Meta-analysis to Examine Effect of Amifostine on Survival in Radiotherapy-Treated Patients

August 1, 2004

The 14 reports in this special supplement discuss theuse of the cytoprotectant amifostine in patients withcancer of the head and neck, esophagus, lung, andcervix, as well as those with lymphoma and acutemyelogenous leukemia. Discussions focus on thepotential of this agent to both reduce radiation sideeffects such as xerostomia and permit doseescalation of chemotherapy and/or radiotherapy.Improvements in treatment outcome and quality oflife as a result of cytoprotection are examined.

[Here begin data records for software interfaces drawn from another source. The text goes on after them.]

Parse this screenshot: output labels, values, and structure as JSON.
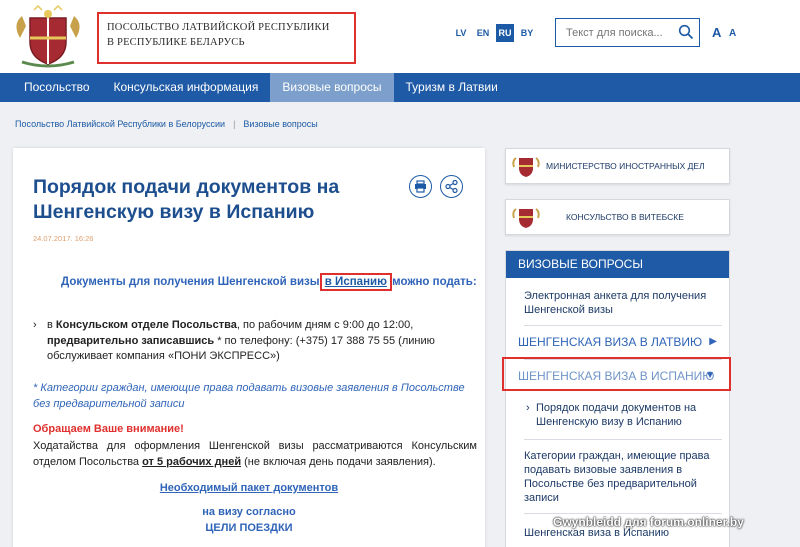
{
  "header": {
    "title_line1": "ПОСОЛЬСТВО ЛАТВИЙСКОЙ РЕСПУБЛИКИ",
    "title_line2": "В РЕСПУБЛИКЕ БЕЛАРУСЬ",
    "languages": [
      "LV",
      "EN",
      "RU",
      "BY"
    ],
    "active_language": "RU",
    "search_placeholder": "Текст для поиска...",
    "font_large": "A",
    "font_small": "A"
  },
  "nav": {
    "items": [
      "Посольство",
      "Консульская информация",
      "Визовые вопросы",
      "Туризм в Латвии"
    ],
    "active": "Визовые вопросы"
  },
  "breadcrumb": {
    "items": [
      "Посольство Латвийской Республики в Белоруссии",
      "Визовые вопросы"
    ]
  },
  "article": {
    "title": "Порядок подачи документов на Шенгенскую визу в Испанию",
    "date": "24.07.2017. 16:26",
    "docs_pre": "Документы для получения Шенгенской визы ",
    "docs_link": "в Испанию",
    "docs_post": " можно подать:",
    "bullet_pre": "в ",
    "bullet_bold1": "Консульском отделе Посольства",
    "bullet_mid": ", по рабочим дням с 9:00 до 12:00,",
    "bullet_bold2": "предварительно записавшись",
    "bullet_rest": " * по телефону: (+375) 17 388 75 55 (линию обслуживает компания «ПОНИ ЭКСПРЕСС»)",
    "note": "* Категории граждан, имеющие права подавать визовые заявления в Посольстве без предварительной записи",
    "attention": "Обращаем Ваше внимание!",
    "para_pre": "Ходатайства для оформления Шенгенской визы рассматриваются Консульским отделом Посольства ",
    "para_bold": "от 5 рабочих дней",
    "para_post": " (не включая день подачи заявления).",
    "package_link": "Необходимый пакет документов",
    "visa_by": "на визу согласно",
    "purpose": "ЦЕЛИ ПОЕЗДКИ"
  },
  "sidebar": {
    "card1": "МИНИСТЕРСТВО ИНОСТРАННЫХ ДЕЛ",
    "card2": "КОНСУЛЬСТВО В ВИТЕБСКЕ",
    "panel_title": "ВИЗОВЫЕ ВОПРОСЫ",
    "item_anketa": "Электронная анкета для получения Шенгенской визы",
    "cat_latvia": "ШЕНГЕНСКАЯ ВИЗА В ЛАТВИЮ",
    "cat_spain": "ШЕНГЕНСКАЯ ВИЗА В ИСПАНИЮ",
    "sub_order": "Порядок подачи документов на Шенгенскую визу в Испанию",
    "sub_categories": "Категории граждан, имеющие права подавать визовые заявления в Посольстве без предварительной записи",
    "sub_spain": "Шенгенская виза в Испанию"
  },
  "watermark": "Gwynbleidd для forum.onliner.by",
  "colors": {
    "brand_blue": "#1f5aa6",
    "highlight_red": "#e0302e",
    "active_nav": "#7c9fcb"
  }
}
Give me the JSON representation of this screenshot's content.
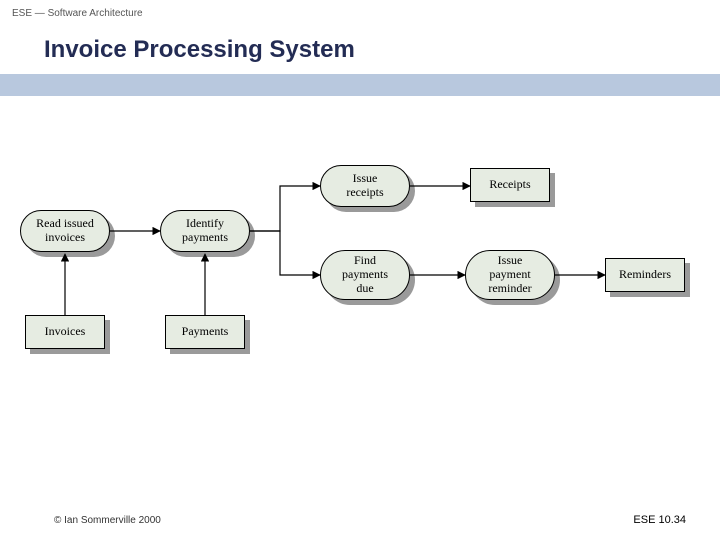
{
  "header": {
    "course": "ESE — Software Architecture"
  },
  "title": "Invoice Processing System",
  "footer": {
    "copyright": "© Ian Sommerville 2000",
    "page_ref": "ESE 10.34"
  },
  "nodes": {
    "read_issued_invoices": {
      "label": "Read issued\ninvoices",
      "kind": "process"
    },
    "identify_payments": {
      "label": "Identify\npayments",
      "kind": "process"
    },
    "issue_receipts": {
      "label": "Issue\nreceipts",
      "kind": "process"
    },
    "find_payments_due": {
      "label": "Find\npayments\ndue",
      "kind": "process"
    },
    "issue_payment_reminder": {
      "label": "Issue\npayment\nreminder",
      "kind": "process"
    },
    "invoices": {
      "label": "Invoices",
      "kind": "datastore"
    },
    "payments": {
      "label": "Payments",
      "kind": "datastore"
    },
    "receipts": {
      "label": "Receipts",
      "kind": "datastore"
    },
    "reminders": {
      "label": "Reminders",
      "kind": "datastore"
    }
  },
  "edges": [
    {
      "from": "read_issued_invoices",
      "to": "identify_payments"
    },
    {
      "from": "identify_payments",
      "to": "issue_receipts"
    },
    {
      "from": "identify_payments",
      "to": "find_payments_due"
    },
    {
      "from": "issue_receipts",
      "to": "receipts"
    },
    {
      "from": "find_payments_due",
      "to": "issue_payment_reminder"
    },
    {
      "from": "issue_payment_reminder",
      "to": "reminders"
    },
    {
      "from": "invoices",
      "to": "read_issued_invoices"
    },
    {
      "from": "payments",
      "to": "identify_payments"
    }
  ]
}
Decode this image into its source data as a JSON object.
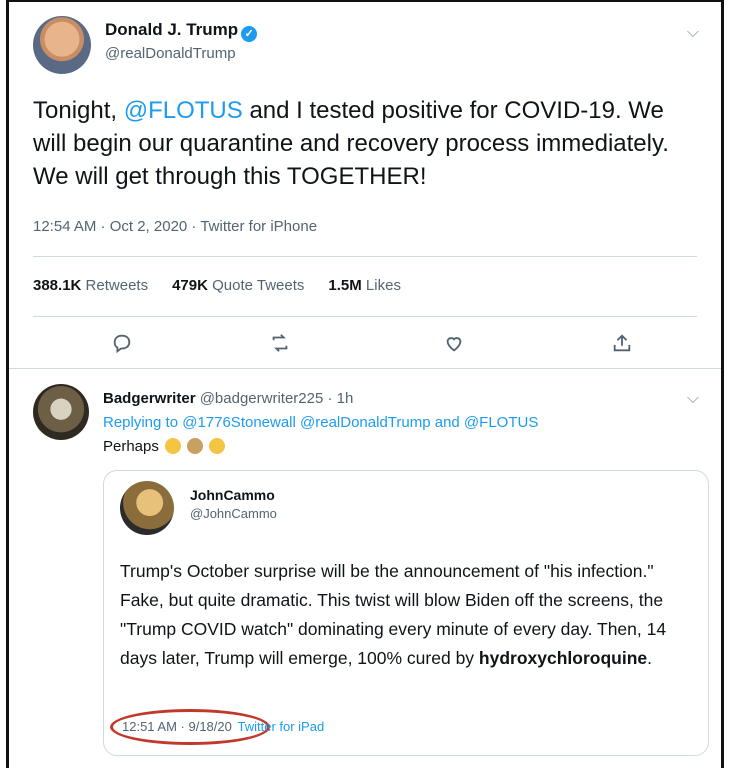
{
  "tweet": {
    "display_name": "Donald J. Trump",
    "handle": "@realDonaldTrump",
    "text_before": "Tonight, ",
    "mention": "@FLOTUS",
    "text_after": " and I tested positive for COVID-19. We will begin our quarantine and recovery process immediately. We will get through this TOGETHER!",
    "time": "12:54 AM · Oct 2, 2020 · Twitter for iPhone",
    "stats": {
      "retweets_count": "388.1K",
      "retweets_label": "Retweets",
      "quotes_count": "479K",
      "quotes_label": "Quote Tweets",
      "likes_count": "1.5M",
      "likes_label": "Likes"
    }
  },
  "reply": {
    "display_name": "Badgerwriter",
    "handle_time": "@badgerwriter225 · 1h",
    "replying": "Replying to @1776Stonewall @realDonaldTrump and @FLOTUS",
    "text": "Perhaps"
  },
  "quote": {
    "display_name": "JohnCammo",
    "handle": "@JohnCammo",
    "text_main": "Trump's October surprise will be the announcement of \"his infection.\"  Fake, but quite dramatic. This twist will blow Biden off the screens, the \"Trump COVID watch\" dominating every minute of every day.  Then, 14 days later, Trump will emerge, 100% cured by ",
    "text_bold": "hydroxychloroquine",
    "text_end": ".",
    "time": "12:51 AM · 9/18/20",
    "source": "Twitter for iPad"
  },
  "colors": {
    "accent": "#1d9bf0",
    "circle": "#c0392b"
  }
}
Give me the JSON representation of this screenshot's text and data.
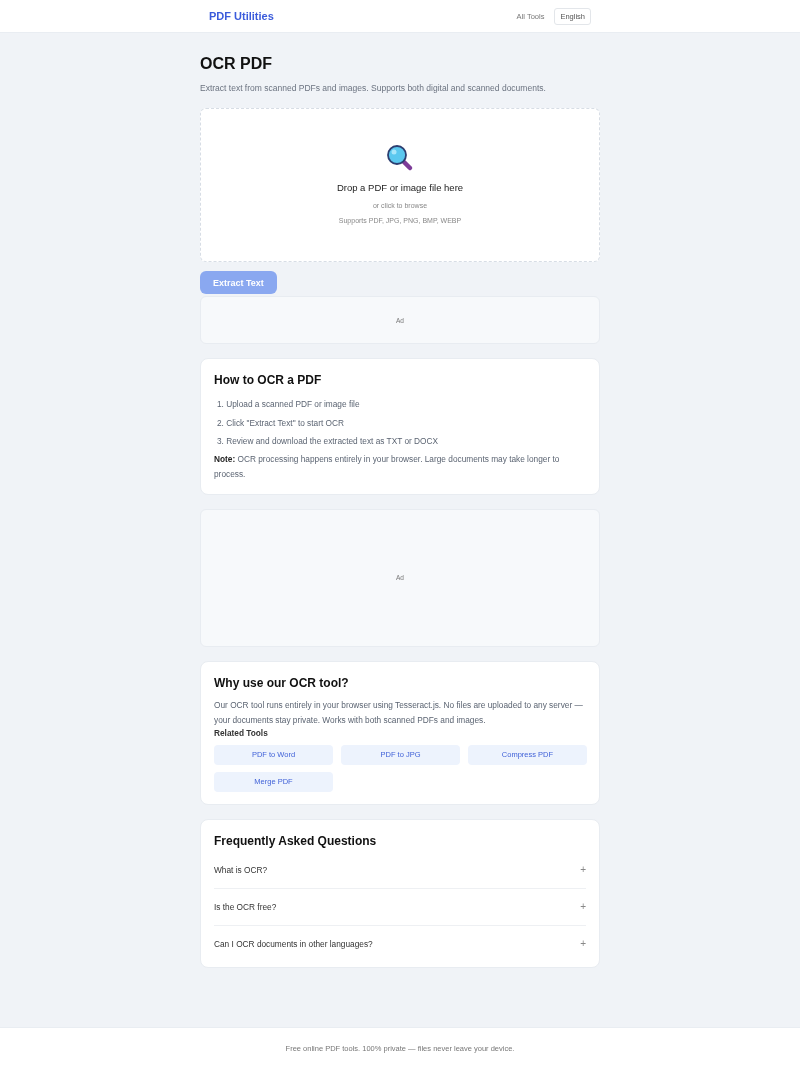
{
  "header": {
    "brand": "PDF Utilities",
    "nav_link": "All Tools",
    "language": "English"
  },
  "page": {
    "title": "OCR PDF",
    "subtitle": "Extract text from scanned PDFs and images. Supports both digital and scanned documents."
  },
  "drop_zone": {
    "prompt": "Drop a PDF or image file here",
    "hint": "or click to browse",
    "formats": "Supports PDF, JPG, PNG, BMP, WEBP"
  },
  "action_button": {
    "label": "Extract Text",
    "disabled": true
  },
  "ads": [
    {
      "label": "Ad",
      "kind": "banner"
    },
    {
      "label": "Ad",
      "kind": "panel"
    }
  ],
  "how_to": {
    "title": "How to OCR a PDF",
    "steps": [
      "1. Upload a scanned PDF or image file",
      "2. Click \"Extract Text\" to start OCR",
      "3. Review and download the extracted text as TXT or DOCX"
    ],
    "note": "**Note:** OCR processing happens entirely in your browser. Large documents may take longer to process."
  },
  "why": {
    "title": "Why use our OCR tool?",
    "text": "Our OCR tool runs entirely in your browser using Tesseract.js. No files are uploaded to any server — your documents stay private. Works with both scanned PDFs and images.",
    "related_title": "Related Tools",
    "related": [
      "PDF to Word",
      "PDF to JPG",
      "Compress PDF",
      "Merge PDF"
    ]
  },
  "faq": {
    "title": "Frequently Asked Questions",
    "items": [
      {
        "question": "What is OCR?",
        "toggle": "+",
        "expanded": false
      },
      {
        "question": "Is the OCR free?",
        "toggle": "+",
        "expanded": false
      },
      {
        "question": "Can I OCR documents in other languages?",
        "toggle": "+",
        "expanded": false
      }
    ]
  },
  "footer": {
    "text": "Free online PDF tools. 100% private — files never leave your device."
  }
}
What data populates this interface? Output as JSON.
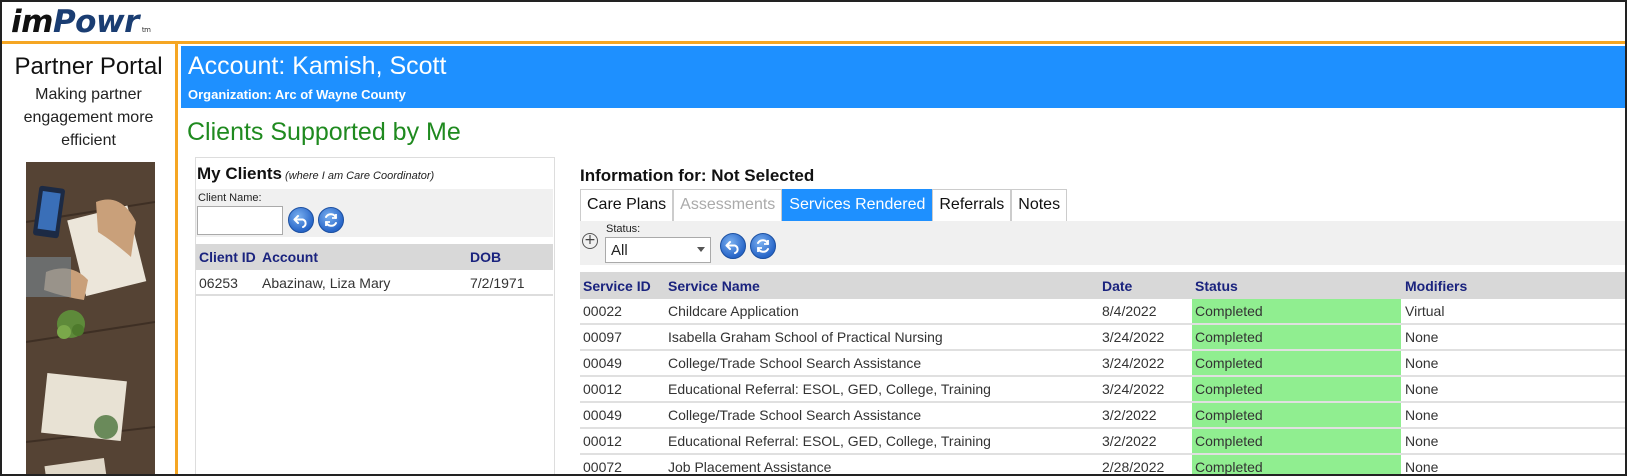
{
  "brand": {
    "logo_im": "im",
    "logo_powr": "Powr",
    "logo_tm": "tm"
  },
  "sidebar": {
    "title": "Partner Portal",
    "subtitle": "Making partner engagement more efficient"
  },
  "account": {
    "title": "Account: Kamish, Scott",
    "organization": "Organization: Arc of Wayne County"
  },
  "page_title": "Clients Supported by Me",
  "my_clients": {
    "title": "My Clients",
    "note": "(where I am Care Coordinator)",
    "filter_label": "Client Name:",
    "filter_value": "",
    "columns": [
      "Client ID",
      "Account",
      "DOB"
    ],
    "rows": [
      {
        "id": "06253",
        "account": "Abazinaw, Liza Mary",
        "dob": "7/2/1971"
      }
    ]
  },
  "info": {
    "title": "Information for: Not Selected",
    "tabs": [
      {
        "label": "Care Plans",
        "state": "normal"
      },
      {
        "label": "Assessments",
        "state": "disabled"
      },
      {
        "label": "Services Rendered",
        "state": "active"
      },
      {
        "label": "Referrals",
        "state": "normal"
      },
      {
        "label": "Notes",
        "state": "normal"
      }
    ],
    "status_label": "Status:",
    "status_value": "All",
    "columns": [
      "Service ID",
      "Service Name",
      "Date",
      "Status",
      "Modifiers"
    ],
    "status_color": "#90ee90",
    "rows": [
      {
        "id": "00022",
        "name": "Childcare Application",
        "date": "8/4/2022",
        "status": "Completed",
        "modifiers": "Virtual"
      },
      {
        "id": "00097",
        "name": "Isabella Graham School of Practical Nursing",
        "date": "3/24/2022",
        "status": "Completed",
        "modifiers": "None"
      },
      {
        "id": "00049",
        "name": "College/Trade School Search Assistance",
        "date": "3/24/2022",
        "status": "Completed",
        "modifiers": "None"
      },
      {
        "id": "00012",
        "name": "Educational Referral: ESOL, GED, College, Training",
        "date": "3/24/2022",
        "status": "Completed",
        "modifiers": "None"
      },
      {
        "id": "00049",
        "name": "College/Trade School Search Assistance",
        "date": "3/2/2022",
        "status": "Completed",
        "modifiers": "None"
      },
      {
        "id": "00012",
        "name": "Educational Referral: ESOL, GED, College, Training",
        "date": "3/2/2022",
        "status": "Completed",
        "modifiers": "None"
      },
      {
        "id": "00072",
        "name": "Job Placement Assistance",
        "date": "2/28/2022",
        "status": "Completed",
        "modifiers": "None"
      }
    ]
  },
  "colors": {
    "accent_orange": "#f5a623",
    "banner_blue": "#1e90ff",
    "title_green": "#1f8a1f",
    "header_navy": "#1a237e"
  }
}
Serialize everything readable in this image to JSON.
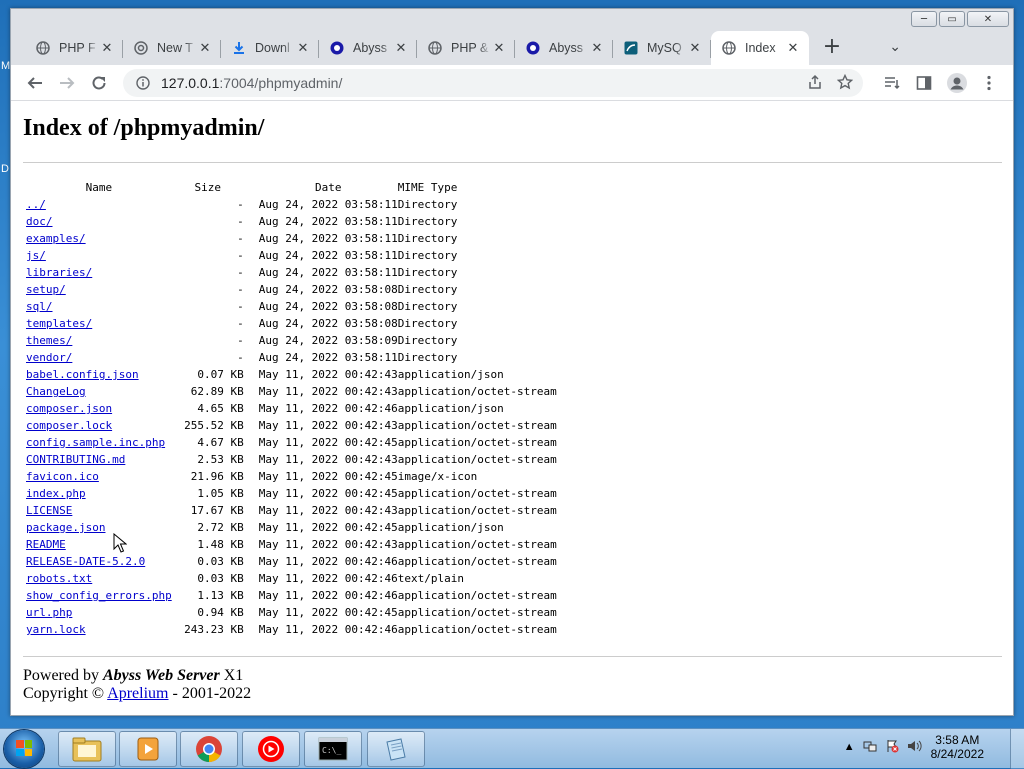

VILLEJUIF, FRANCE-After more than 25 randomizedtrials, the effect of amifostine(Ethyol) on the survival of patientstreated with radiotherapy is stillunknown. This is because most ofthe trials were neither designednor powered to detect small survivaldifferences and had followupperiods that were either short(less than 2 years) or very short (afew months), according to JeanBourhis, MD, PhD, of the departmentsof biostatistics and radiotherapy,Institut Gustave-Roussy,Villejuif, France. To assess whetherthis drug is associated with asurvival benefit in radiotherapytreatedpatients, he and his col-leagues are conducting a metaanalysisof amifostine trials.Nonmetastatic Ca Only
Selection criteria include properlyrandomized trials performedbetween 1990 and June 2002, inwhich patients were randomizedto receive radiotherapy or chemoradiotherapyplus amifostine, orto radiotherapy or chemoradiotherapywithout amifostine. Patientshad nonmetastatic head andneck, lung, or pelvic carcinomas.Updated data are being collectedfor all randomized patients frompublished and unpublished trials,and extensive checking and validationwill be done to ensure theintegrity of randomization and folonilow-up. Dr. Bourhis noted "pseudorandomization"might happenin some clinical trials.Tumor Control an Endpoint
The primary endpoint of themeta-analysis is the effect of amifostineon survival. The secondaryendpoint is effect on tumor control.The meta-analysis will includemore than 2,000 patients from 8trials of non-small-cell lung cancer,13 of head and neck cancer,and 7 of pelvic cancer. The investigatorsexpect to report results inabout 1 year.Dr. Bourhis's decision to includeunpublished trials evoked somequestions during the discussionperiod. "We are trying to avoidpublication bias in favor of positivetrials," he said. "We have to becareful not to avoid trials that havenot been published becausethe results were not exactly asexpected."